Many would say that the GWR started building the best locos in the land in the early years of the 20th century with George Churchward as the chief engineer. After the First World War train weights and speeds continued to increase and in 1923, Charles Collett who took over the engineer’s job brought out a loco called Caerphilly Castle. The loco was very successful and a big class – the Castle class followed. In fact they were so good that they were still being built in 1950. Nearly all were named after castles served by the Great Western Railway.

Pendennis Castle was one of the early ones – completed in March 1924.

She was still running when I was a train spotter in the early 1960s but I never saw her. That’s surprising really for she was based in the Bath/Bristol area so surely ran into Paddington in London which was one of my train spotting haunts.

She was bought for preservation when she was taken out of main line service in 1964. Pendennis Castle always was a celebrity engine for in 1925 there had been loco exchanges between various companies and Pendennis Castle had trounced the more famous Flying Scotsman by being quicker and burning less coal. But preservation never went smoothly. She was transferred from one place to another several times.

Just where she was based in 1975, I couldn’t tell you, but on that 1975 canal trip, we saw a steam loco on a line, with a couple of coaches.


I think this was somewhere near Rugely. But travelling by canal takes you into a different world.
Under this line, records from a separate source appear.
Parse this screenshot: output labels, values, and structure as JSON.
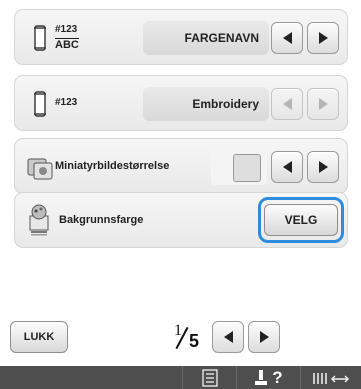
{
  "rows": [
    {
      "label": "#123",
      "sublabel": "ABC",
      "value": "FARGENAVN",
      "icon": "thread-spool-icon"
    },
    {
      "label": "#123",
      "value": "Embroidery",
      "icon": "thread-spool-icon"
    },
    {
      "label": "Miniatyrbildestørrelse",
      "icon": "thumbnail-icon"
    },
    {
      "label": "Bakgrunnsfarge",
      "button": "VELG",
      "icon": "palette-icon"
    }
  ],
  "footer": {
    "close_label": "LUKK",
    "page_current": "1",
    "page_total": "5",
    "help_label": "?"
  },
  "colors": {
    "accent": "#2f8be0",
    "bottom_bar": "#4e4e4e",
    "row_bg": "#eeeeee"
  }
}
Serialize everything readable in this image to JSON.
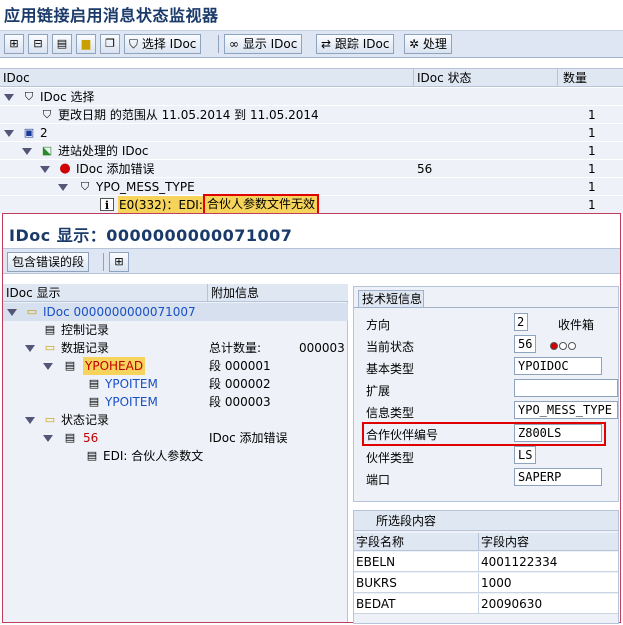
{
  "window": {
    "title": "应用链接启用消息状态监视器"
  },
  "toolbar": {
    "select_label": "选择 IDoc",
    "display_label": "显示 IDoc",
    "trace_label": "跟踪 IDoc",
    "process_label": "处理"
  },
  "grid": {
    "columns": [
      "IDoc",
      "IDoc 状态",
      "数量"
    ],
    "rows": [
      {
        "label": "IDoc 选择",
        "status": "",
        "count": ""
      },
      {
        "label": "更改日期 的范围从 11.05.2014 到 11.05.2014",
        "status": "",
        "count": "1"
      },
      {
        "label": "2",
        "status": "",
        "count": "1"
      },
      {
        "label": "进站处理的 IDoc",
        "status": "",
        "count": "1"
      },
      {
        "label": "IDoc 添加错误",
        "status": "56",
        "count": "1"
      },
      {
        "label": "YPO_MESS_TYPE",
        "status": "",
        "count": "1"
      },
      {
        "label": "E0(332)：EDI:",
        "highlight": "合伙人参数文件无效",
        "status": "",
        "count": "1"
      }
    ]
  },
  "idoc_display": {
    "title": "IDoc 显示：0000000000071007",
    "toolbar": {
      "error_segments_label": "包含错误的段"
    },
    "tree_columns": [
      "IDoc 显示",
      "附加信息"
    ],
    "tree": [
      {
        "label": "IDoc 0000000000071007",
        "info": "",
        "info2": ""
      },
      {
        "label": "控制记录",
        "info": "",
        "info2": ""
      },
      {
        "label": "数据记录",
        "info": "总计数量:",
        "info2": "000003"
      },
      {
        "label": "YPOHEAD",
        "info": "段 000001",
        "info2": ""
      },
      {
        "label": "YPOITEM",
        "info": "段 000002",
        "info2": ""
      },
      {
        "label": "YPOITEM",
        "info": "段 000003",
        "info2": ""
      },
      {
        "label": "状态记录",
        "info": "",
        "info2": ""
      },
      {
        "label": "56",
        "info": "IDoc 添加错误",
        "info2": ""
      },
      {
        "label": "EDI: 合伙人参数文",
        "info": "",
        "info2": ""
      }
    ],
    "short_info": {
      "tab_label": "技术短信息",
      "fields": [
        {
          "label": "方向",
          "value": "2",
          "extra": "收件箱"
        },
        {
          "label": "当前状态",
          "value": "56",
          "extra": ""
        },
        {
          "label": "基本类型",
          "value": "YPOIDOC",
          "extra": ""
        },
        {
          "label": "扩展",
          "value": "",
          "extra": ""
        },
        {
          "label": "信息类型",
          "value": "YPO_MESS_TYPE",
          "extra": ""
        },
        {
          "label": "合作伙伴编号",
          "value": "Z800LS",
          "extra": ""
        },
        {
          "label": "伙伴类型",
          "value": "LS",
          "extra": ""
        },
        {
          "label": "端口",
          "value": "SAPERP",
          "extra": ""
        }
      ]
    },
    "segment_content": {
      "title": "所选段内容",
      "columns": [
        "字段名称",
        "字段内容"
      ],
      "rows": [
        {
          "name": "EBELN",
          "value": "4001122334"
        },
        {
          "name": "BUKRS",
          "value": "1000"
        },
        {
          "name": "BEDAT",
          "value": "20090630"
        }
      ]
    }
  },
  "colors": {
    "header_blue": "#1a3a6a",
    "error_red": "#e00000",
    "link_blue": "#1a4fc4"
  }
}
Unless you keep a careful check on proper maps you don’t always know where you are. Canal charts don’t give the same information. Anyway, the loco got nearer and proved to be Pendennis Castle.



I think I could say that in a few short moments Pendennis Castle steamed into my life and then steamed away. Fairly soon after she was shipped to Australia. She’s back in England now and may be back in working order soon.

Who knows, maybe I’ll have another chance encounter with Pendennis Castle at some place and time in the future.

Fun in the fifties

February 19, 2013

It has to be said that this is captioned as ‘fun in the fifties but most people in this photo are now (2013) well into their 60s for this photo dates from 1950.


I’m not in this photo. I suspect I was thought to be too young and I’m sure that was right. My brother and sister are there though. My sister is right in the middle with a hand up to her happy, smiling mouth. My wide eyed brother sits next to her.


Most of the youngsters are entranced, captivated, amazed or perhaps a little apprehensive. There’s a group on the right, though who do not seem to be taking much notice of the entertainment.

I have no idea what the entertainment was. My dad has captioned this photo ‘Ifield Association Childrens’ Party’.  The venue is clear. It is St Margaret’s Hall which was the village hall in Ifield. Back then Ifield was a village community a couple of miles from Crawley. The Ifield Association laid on all sorts of entertainment within the village.

In those (more or less) pre-television days it was clear that this was very much a highspot for the youngsters. Here were children being children and having a whale of a time.

I suspect this must have been a press photograph. Certainly a powerful flash was used – you can tell by the brightness of the near people and gradual fading to darker tones on the people further away.